Fear of absence
Not a blog on work absence
No, this isn’t another piece on the impact of work absence on the bottom line of an organisation or about poor mental health in the workplace.
This is about the absence of things. Those experiences we have when we don’t realise what we have until it’s taken away, permanently, or temporarily.
I’ll speak personally. For me, it’s about not taking life and what I have for granted, be it my health (mental and physical), work, home, or other people. It’s only when one of those things disappears that I feel the pain of their absence and wonder what on earth I had to worry about before whatever it was went away. I guess it’s part of the human condition that, in some ways, we feel inviolate and that the horrible things won’t happen to us. Sadly, they can – and sometimes do.
Earlier this year I thought I’d had a stroke.
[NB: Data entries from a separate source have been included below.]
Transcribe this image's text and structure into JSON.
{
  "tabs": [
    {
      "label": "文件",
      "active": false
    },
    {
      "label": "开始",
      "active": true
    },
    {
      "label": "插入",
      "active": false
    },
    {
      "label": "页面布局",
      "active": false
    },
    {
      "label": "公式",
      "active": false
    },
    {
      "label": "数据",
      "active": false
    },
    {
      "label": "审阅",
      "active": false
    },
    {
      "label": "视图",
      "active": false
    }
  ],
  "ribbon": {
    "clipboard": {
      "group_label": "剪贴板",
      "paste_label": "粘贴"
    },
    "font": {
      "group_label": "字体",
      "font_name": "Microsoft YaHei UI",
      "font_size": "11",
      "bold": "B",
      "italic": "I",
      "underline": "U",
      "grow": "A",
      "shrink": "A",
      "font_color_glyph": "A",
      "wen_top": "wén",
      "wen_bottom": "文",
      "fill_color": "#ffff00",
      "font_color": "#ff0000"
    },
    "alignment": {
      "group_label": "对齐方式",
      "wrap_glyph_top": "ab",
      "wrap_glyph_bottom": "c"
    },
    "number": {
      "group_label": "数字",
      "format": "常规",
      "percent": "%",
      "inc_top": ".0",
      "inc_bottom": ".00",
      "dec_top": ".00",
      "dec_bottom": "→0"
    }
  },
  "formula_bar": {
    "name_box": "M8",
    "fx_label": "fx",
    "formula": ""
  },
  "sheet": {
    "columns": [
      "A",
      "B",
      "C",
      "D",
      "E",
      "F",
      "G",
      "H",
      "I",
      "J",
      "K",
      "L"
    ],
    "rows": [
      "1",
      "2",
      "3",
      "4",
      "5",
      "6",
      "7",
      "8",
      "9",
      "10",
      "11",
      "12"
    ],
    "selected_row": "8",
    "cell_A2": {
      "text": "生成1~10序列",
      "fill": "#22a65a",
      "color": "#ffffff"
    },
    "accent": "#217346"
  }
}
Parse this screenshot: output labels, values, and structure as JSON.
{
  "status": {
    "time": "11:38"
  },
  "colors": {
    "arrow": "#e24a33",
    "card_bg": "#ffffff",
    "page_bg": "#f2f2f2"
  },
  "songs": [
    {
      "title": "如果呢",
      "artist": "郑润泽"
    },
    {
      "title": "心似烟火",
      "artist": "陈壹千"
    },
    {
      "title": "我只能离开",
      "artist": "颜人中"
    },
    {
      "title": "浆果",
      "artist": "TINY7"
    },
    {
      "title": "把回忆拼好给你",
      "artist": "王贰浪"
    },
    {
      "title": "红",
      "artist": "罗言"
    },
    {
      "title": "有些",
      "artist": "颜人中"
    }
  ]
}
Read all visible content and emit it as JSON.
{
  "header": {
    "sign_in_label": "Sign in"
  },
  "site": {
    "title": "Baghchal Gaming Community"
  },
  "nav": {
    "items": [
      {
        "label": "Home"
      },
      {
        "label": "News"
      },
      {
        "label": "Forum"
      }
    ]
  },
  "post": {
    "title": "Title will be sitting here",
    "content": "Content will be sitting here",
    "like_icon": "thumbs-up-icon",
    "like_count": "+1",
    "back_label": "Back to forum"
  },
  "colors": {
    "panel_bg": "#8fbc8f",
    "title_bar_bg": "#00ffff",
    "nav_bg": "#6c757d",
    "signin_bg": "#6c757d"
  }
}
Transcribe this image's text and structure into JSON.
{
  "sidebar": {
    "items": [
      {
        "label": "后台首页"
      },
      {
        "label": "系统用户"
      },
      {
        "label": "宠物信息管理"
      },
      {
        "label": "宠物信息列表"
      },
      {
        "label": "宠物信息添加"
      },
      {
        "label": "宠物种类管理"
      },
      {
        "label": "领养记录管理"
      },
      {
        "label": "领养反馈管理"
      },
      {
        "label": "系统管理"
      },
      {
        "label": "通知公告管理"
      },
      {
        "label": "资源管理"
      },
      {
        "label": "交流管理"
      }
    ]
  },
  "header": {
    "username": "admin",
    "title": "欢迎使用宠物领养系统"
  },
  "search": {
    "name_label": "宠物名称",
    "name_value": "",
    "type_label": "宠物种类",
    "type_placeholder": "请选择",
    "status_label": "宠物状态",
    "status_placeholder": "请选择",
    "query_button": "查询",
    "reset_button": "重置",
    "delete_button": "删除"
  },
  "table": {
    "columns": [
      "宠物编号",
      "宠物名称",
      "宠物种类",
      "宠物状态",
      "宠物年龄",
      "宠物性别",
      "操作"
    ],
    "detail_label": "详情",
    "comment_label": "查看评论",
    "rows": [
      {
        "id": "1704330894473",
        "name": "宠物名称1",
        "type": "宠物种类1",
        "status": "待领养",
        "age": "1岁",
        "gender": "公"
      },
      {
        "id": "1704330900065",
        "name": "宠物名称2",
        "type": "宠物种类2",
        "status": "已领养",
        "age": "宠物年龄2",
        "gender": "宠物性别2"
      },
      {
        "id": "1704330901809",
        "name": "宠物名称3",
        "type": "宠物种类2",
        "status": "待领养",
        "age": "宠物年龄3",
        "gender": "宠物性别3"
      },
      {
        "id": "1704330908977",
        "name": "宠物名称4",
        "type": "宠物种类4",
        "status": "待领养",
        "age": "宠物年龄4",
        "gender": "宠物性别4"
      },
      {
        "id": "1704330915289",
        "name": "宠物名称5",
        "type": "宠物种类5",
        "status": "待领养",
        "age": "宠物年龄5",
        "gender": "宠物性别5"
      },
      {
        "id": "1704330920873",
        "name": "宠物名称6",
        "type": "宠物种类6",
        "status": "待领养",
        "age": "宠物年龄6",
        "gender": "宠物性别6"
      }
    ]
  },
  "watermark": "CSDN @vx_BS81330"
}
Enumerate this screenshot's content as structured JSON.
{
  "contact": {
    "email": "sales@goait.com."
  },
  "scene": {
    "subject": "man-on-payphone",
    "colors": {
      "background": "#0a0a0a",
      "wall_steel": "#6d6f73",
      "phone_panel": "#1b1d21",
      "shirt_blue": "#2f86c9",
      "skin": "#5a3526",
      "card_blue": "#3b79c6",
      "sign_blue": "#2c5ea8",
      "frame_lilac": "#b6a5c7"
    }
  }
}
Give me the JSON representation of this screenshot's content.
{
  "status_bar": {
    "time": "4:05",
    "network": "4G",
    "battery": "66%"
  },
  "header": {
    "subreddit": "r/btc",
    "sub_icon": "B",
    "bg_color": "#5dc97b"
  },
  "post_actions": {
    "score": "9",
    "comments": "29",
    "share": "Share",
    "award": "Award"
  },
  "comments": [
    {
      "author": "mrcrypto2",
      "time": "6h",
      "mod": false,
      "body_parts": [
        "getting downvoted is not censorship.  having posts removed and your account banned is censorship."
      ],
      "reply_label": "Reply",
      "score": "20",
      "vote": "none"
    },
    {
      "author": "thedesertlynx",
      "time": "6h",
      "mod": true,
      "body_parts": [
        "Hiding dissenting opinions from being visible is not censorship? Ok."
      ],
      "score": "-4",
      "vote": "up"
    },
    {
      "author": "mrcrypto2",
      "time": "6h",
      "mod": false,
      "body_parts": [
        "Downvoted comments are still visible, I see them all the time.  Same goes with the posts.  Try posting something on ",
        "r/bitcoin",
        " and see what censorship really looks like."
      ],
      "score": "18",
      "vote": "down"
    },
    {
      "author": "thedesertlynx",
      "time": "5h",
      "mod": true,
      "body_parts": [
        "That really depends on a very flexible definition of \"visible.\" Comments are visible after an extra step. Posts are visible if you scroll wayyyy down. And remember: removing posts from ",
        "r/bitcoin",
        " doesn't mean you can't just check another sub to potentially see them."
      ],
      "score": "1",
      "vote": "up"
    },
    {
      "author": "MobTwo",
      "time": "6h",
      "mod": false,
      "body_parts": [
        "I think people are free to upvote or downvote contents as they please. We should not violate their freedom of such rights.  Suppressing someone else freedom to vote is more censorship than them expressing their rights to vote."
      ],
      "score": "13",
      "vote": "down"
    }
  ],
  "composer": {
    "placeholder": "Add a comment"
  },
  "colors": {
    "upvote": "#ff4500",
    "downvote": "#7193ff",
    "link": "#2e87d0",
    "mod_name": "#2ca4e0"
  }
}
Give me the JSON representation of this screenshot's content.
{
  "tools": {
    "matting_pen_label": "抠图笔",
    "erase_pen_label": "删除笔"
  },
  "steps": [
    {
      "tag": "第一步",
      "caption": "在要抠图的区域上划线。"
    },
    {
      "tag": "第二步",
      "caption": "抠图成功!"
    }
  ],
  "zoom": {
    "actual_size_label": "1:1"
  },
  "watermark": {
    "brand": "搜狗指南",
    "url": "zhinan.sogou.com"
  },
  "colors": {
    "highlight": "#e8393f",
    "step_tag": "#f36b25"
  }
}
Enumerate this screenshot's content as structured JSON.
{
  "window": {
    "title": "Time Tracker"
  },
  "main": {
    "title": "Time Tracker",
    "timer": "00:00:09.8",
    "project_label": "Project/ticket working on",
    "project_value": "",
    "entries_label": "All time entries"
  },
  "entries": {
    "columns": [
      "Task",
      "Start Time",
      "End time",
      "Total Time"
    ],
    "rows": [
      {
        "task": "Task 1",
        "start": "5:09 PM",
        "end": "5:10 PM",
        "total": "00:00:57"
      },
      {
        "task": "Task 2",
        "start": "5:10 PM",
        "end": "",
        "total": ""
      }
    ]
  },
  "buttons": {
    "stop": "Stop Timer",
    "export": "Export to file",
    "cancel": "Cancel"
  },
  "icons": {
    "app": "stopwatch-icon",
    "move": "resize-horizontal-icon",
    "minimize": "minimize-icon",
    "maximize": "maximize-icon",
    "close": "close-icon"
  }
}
I woke up and my face had collapsed and frozen on one side. After a nervy couple of hours at A&E I was told it was Bell’s Palsy. I’d never heard of it. If you haven’t either, it’s a virus that attacks the facial nerve causing the impression of a stroke It was truly frightening. Some friends used one of my most loathed expressions and asked me “if it put things into perspective?” I guess it did for a while but what hit me, same as when I had cancer 20 years ago, it wasn’t the presence of the condition that really bothered me but the possibility of what I would lose, that would be absent. Not being able to eat with gusto, smile with confidence or be truthful on my dating profile. Mercifully, it was a short bout and my face fairly quickly returned to its symmetrical self.
But why am I talking about absence? Mostly because it recently dawned on me that all of the counselling I’ve had was about the absence of something or the fear of its absence. The obvious one for me being drugs and alcohol, the absence being akin to the grief cycle. The absence of a way of life and in many ways my identity. After that I explored childhood trauma which at its heart involved absence of nurturing. Then more recently the absence of a loved one – both the fear and actuality.
I believe absence relates to other important beliefs we can have about ourselves too, for example, self-esteem and the perceived lack of personal worth, competence, belonging and so on.
These days I try to counter ideas of absence with presence. What do I have present in my life to be grateful for? I used to think this was a trite thing to say or do but my experience tells me it works. Gratitude keeps me present and stops (well, helps me stop, it’s not a perfect practice!) me taking what I have for granted.
The practice doesn’t always stop me fretting. Of course not, I’m human! But overall, it helps. It can give me enough space and time to stop the big worries getting a true grip of me and for whatever’s bothering me to pass.
“I’ve experienced many troubles in life. Some of them actually happened.” Mark Twain
Author: Seán Robinson, Trustee of The Counselling Foundation